_The problem:_
Without including the pictures, copy each line below exactly as it reads.

_Component data from apps and pages:_
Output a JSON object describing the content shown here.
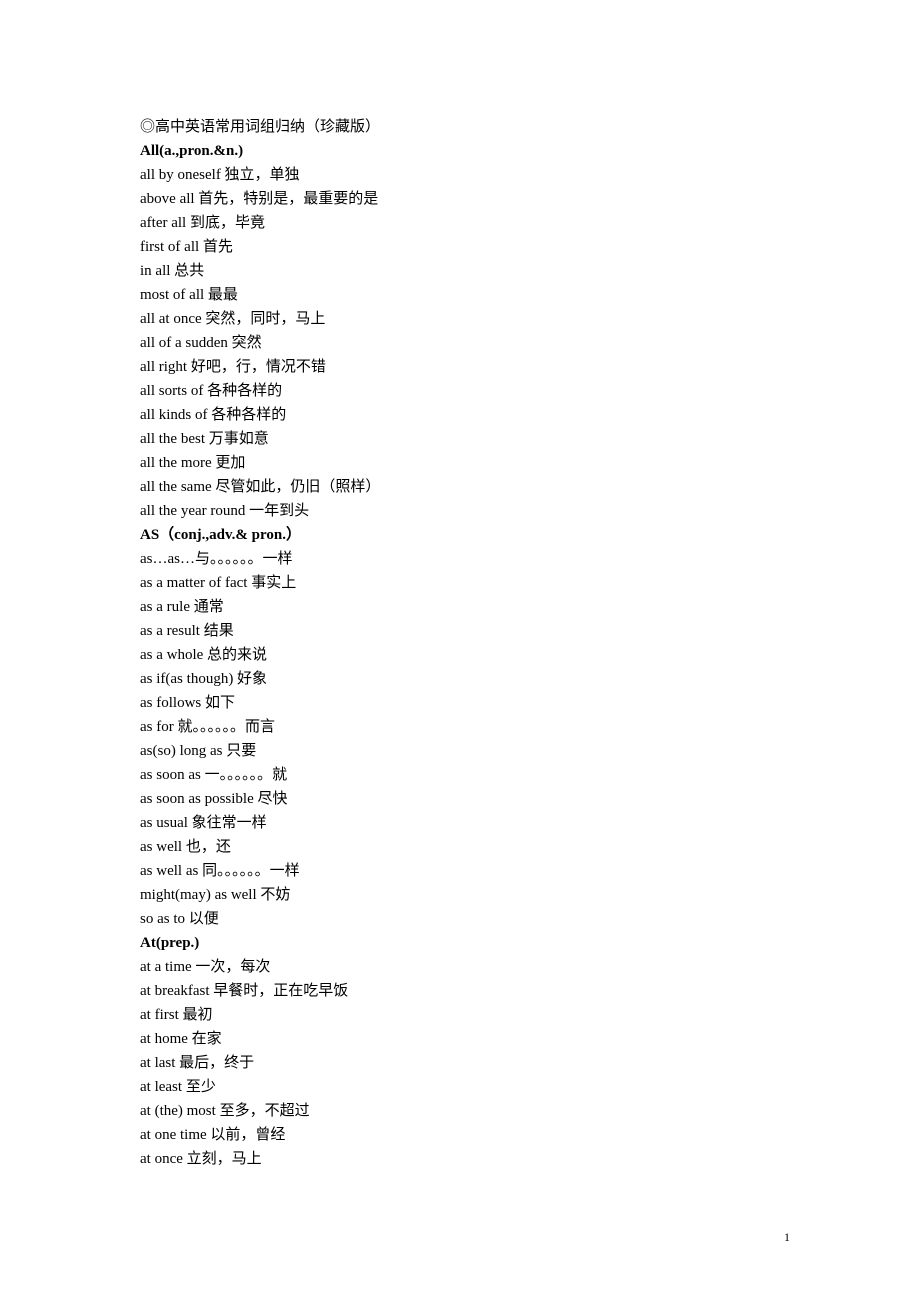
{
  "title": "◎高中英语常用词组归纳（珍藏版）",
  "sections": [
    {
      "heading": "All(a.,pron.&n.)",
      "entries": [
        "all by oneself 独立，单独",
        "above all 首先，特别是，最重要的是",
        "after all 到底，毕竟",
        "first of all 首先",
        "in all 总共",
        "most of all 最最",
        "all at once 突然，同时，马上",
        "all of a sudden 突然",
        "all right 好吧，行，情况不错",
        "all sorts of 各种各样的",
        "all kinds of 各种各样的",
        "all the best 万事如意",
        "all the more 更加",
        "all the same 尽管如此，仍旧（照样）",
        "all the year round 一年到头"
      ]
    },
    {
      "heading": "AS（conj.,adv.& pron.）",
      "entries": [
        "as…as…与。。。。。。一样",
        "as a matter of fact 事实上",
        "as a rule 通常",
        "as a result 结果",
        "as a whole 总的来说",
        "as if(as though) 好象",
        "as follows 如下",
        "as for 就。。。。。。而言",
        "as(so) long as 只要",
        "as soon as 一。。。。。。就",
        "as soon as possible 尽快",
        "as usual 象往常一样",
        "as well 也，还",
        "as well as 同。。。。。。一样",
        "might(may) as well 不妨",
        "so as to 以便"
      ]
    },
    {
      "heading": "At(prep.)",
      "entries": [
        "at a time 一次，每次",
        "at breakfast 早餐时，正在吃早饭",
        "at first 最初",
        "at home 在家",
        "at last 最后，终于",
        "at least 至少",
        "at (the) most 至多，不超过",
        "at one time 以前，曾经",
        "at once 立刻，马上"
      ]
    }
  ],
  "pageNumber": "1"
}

_Response to this task:_
Output a JSON object describing the content shown here.
{
  "title": "◎高中英语常用词组归纳（珍藏版）",
  "sections": [
    {
      "heading": "All(a.,pron.&n.)",
      "entries": [
        "all by oneself 独立，单独",
        "above all 首先，特别是，最重要的是",
        "after all 到底，毕竟",
        "first of all 首先",
        "in all 总共",
        "most of all 最最",
        "all at once 突然，同时，马上",
        "all of a sudden 突然",
        "all right 好吧，行，情况不错",
        "all sorts of 各种各样的",
        "all kinds of 各种各样的",
        "all the best 万事如意",
        "all the more 更加",
        "all the same 尽管如此，仍旧（照样）",
        "all the year round 一年到头"
      ]
    },
    {
      "heading": "AS（conj.,adv.& pron.）",
      "entries": [
        "as…as…与。。。。。。一样",
        "as a matter of fact 事实上",
        "as a rule 通常",
        "as a result 结果",
        "as a whole 总的来说",
        "as if(as though) 好象",
        "as follows 如下",
        "as for 就。。。。。。而言",
        "as(so) long as 只要",
        "as soon as 一。。。。。。就",
        "as soon as possible 尽快",
        "as usual 象往常一样",
        "as well 也，还",
        "as well as 同。。。。。。一样",
        "might(may) as well 不妨",
        "so as to 以便"
      ]
    },
    {
      "heading": "At(prep.)",
      "entries": [
        "at a time 一次，每次",
        "at breakfast 早餐时，正在吃早饭",
        "at first 最初",
        "at home 在家",
        "at last 最后，终于",
        "at least 至少",
        "at (the) most 至多，不超过",
        "at one time 以前，曾经",
        "at once 立刻，马上"
      ]
    }
  ],
  "pageNumber": "1"
}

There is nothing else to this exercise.